Snakes alive!

| 28 Sep 2011 | 02:52

    WEST MILFORD-The debate over black bears and their regular visits into residential areas has been much publicized of late. Less so, however, is the presence of a much smaller and perhaps more feared creature, the timber rattlesnake. Mount Laurel resident Jim Novak claims the snakes are appearing in greater numbers and in larger forms than he has ever seen before. Novak lives on Larchmont Drive and claims the longest snake he's seen so far was around 40 inches and as thick as his wrist. Novak said, "Before this time I've seen only two snakes in the last ten years. I have now seen nine on the street in a two week period." A few doors down from Novak, Bruce and Donna Bamond saw photographs of one snake, taken as it crossed their driveway. Bruce said, "I saw one in the backyard a few years ago and I've seen four in the past month." Donna Bamond said "I've seen the pictures but I'm not really afraid of them." West Milford Police, through media spokesperson Dot Link, said Monday that there have been few calls from the public regarding snakes.
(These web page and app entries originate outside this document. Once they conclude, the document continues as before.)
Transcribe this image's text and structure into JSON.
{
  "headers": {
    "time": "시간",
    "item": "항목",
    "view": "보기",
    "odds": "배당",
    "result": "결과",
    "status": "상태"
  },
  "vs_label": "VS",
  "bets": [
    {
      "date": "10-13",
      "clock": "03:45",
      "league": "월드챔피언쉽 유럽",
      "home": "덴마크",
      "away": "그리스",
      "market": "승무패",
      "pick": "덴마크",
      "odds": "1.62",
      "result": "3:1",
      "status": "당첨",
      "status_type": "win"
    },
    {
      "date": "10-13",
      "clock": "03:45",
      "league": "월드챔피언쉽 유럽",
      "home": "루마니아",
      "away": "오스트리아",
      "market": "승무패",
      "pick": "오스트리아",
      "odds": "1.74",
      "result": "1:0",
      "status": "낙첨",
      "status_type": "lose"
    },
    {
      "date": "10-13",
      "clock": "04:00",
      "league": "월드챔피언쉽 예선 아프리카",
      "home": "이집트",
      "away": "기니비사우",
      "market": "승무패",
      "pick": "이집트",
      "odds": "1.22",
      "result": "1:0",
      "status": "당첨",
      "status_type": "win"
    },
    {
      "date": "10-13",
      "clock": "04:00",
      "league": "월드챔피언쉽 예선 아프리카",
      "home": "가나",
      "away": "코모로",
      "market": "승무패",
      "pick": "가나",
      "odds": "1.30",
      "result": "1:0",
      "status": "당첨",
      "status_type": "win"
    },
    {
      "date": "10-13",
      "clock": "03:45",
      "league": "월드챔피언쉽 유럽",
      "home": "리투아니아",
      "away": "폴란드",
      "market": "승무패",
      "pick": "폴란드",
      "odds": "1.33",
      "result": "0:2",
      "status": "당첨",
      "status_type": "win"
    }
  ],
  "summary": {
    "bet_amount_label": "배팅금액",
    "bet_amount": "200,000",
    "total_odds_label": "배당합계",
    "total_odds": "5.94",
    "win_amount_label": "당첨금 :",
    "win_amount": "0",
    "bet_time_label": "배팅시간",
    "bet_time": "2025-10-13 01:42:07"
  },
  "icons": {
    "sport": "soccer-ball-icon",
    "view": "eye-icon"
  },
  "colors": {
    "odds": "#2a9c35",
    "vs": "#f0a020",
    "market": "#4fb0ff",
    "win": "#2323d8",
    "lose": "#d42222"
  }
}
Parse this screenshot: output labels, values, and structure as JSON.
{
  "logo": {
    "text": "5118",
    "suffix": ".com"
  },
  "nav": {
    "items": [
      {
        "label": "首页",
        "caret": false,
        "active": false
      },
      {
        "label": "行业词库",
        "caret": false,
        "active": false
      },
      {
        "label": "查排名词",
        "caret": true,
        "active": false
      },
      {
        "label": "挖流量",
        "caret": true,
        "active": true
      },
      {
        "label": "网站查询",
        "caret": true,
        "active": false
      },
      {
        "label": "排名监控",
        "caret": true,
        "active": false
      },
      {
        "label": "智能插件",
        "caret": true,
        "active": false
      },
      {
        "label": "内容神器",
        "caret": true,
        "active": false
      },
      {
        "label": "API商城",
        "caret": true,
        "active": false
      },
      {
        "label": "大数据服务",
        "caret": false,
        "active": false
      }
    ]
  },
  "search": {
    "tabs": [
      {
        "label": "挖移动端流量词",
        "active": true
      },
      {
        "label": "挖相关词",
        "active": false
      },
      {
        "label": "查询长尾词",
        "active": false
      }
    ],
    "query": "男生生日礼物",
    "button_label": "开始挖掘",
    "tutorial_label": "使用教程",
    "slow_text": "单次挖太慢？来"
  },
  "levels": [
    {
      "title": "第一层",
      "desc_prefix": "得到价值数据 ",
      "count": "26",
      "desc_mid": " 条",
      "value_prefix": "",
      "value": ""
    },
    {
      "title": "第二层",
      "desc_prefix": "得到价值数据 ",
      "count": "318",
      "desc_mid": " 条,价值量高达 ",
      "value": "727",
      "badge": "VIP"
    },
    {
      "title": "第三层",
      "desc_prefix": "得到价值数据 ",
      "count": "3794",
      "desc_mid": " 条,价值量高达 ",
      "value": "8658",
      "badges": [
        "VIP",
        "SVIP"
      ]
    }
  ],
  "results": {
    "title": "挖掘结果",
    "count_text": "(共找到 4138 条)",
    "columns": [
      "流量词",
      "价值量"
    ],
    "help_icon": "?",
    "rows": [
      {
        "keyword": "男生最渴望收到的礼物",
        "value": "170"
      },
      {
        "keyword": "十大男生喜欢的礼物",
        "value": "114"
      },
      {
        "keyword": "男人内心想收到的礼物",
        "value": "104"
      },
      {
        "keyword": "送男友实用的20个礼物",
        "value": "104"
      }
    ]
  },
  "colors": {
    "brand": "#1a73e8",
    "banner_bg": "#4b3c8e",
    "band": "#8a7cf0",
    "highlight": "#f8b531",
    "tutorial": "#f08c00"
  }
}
Link said, "There are only three reports of snake calls since July 21, one each on Evergreen Road, Melrose Road and Reidy Place." While fear of the snake by humans is often cited and recorded, it is perhaps the snake that has more to be afraid of. Kris Schantz is extremely familiar with timber rattlesnakes as part of the state's Division of Fish and Wildlife. Schantz works with the Endangered and Nongame Species Program (ENSP) which seeks to conserve the state's biological diversity. "As far as endangered species are concerned, the timber rattlesnake is at the top of the list" said Schantz. "It is virtually impossible to count their exact numbers due to their nature, but studies over a long period show their numbers have significantly declined in the northeast." The entire eco-system of the region could be affected by the snake's decline as they provide a crucial element to the balance of nature. Schantz said "In ecological terms, the rattlesnake is vital as they keep the rodent population in check as well as being the prey themselves to many other animals, such as hawks." The snake was added to the New Jersey's endangered species list in 1979, primarily due to the fact that they occur in relatively small numbers and in few areas. The snakes are also the target of wanton killings and illegal collecting. Other factors depleting the snake population, which ring familiar bells to the bear debate, are habitat destruction and alteration, as well as human encroachment into rattlesnake habitation. As a result, under state laws designed to protect endangered species such as the timber rattlesnake, it is illegal to harm, harass or collect the snake. Schantz said the reptiles have no desire to be around humans and only do so on rare occasions, "The snakes don't want to be around people. Male snakes will wander out of their normal vicinity to find a female and some other snakes may be looking for rodents as food, but they definitely don't want human interaction." Beverly Lujbli is a West Milford Animal Control Officer. Lujbli is one of three officers who are called out when a report of a snake is made. Lujbli said that a permit from the state is required to handle the endangered rattlesnakes and that all three officers hold this permit. "When we are called out to a rattlesnake report we respond by picking up the snake and relocating it, under state guidance, no more that 300 feet away," she explained. According to Lujbli, the state advises that a snake will likely die if moved further away due to its inability to find the scent back to its den. The ENSP are on call to residents and will come out to a home where a snake has been reported and move it. Schantz also asks residents to consider the larger picture "People can help by protecting part of New Jersey's heritage by giving us a call." Schantz affirmed her belief that residents have little to be afraid of from snakes, "People may find it hard to believe from the movies but the snakes really are more afraid of us," she said. "Changing the image of the snake will be really difficult but I'd hope that our program can help people accept them," she concluded. Read more on the endangered species program at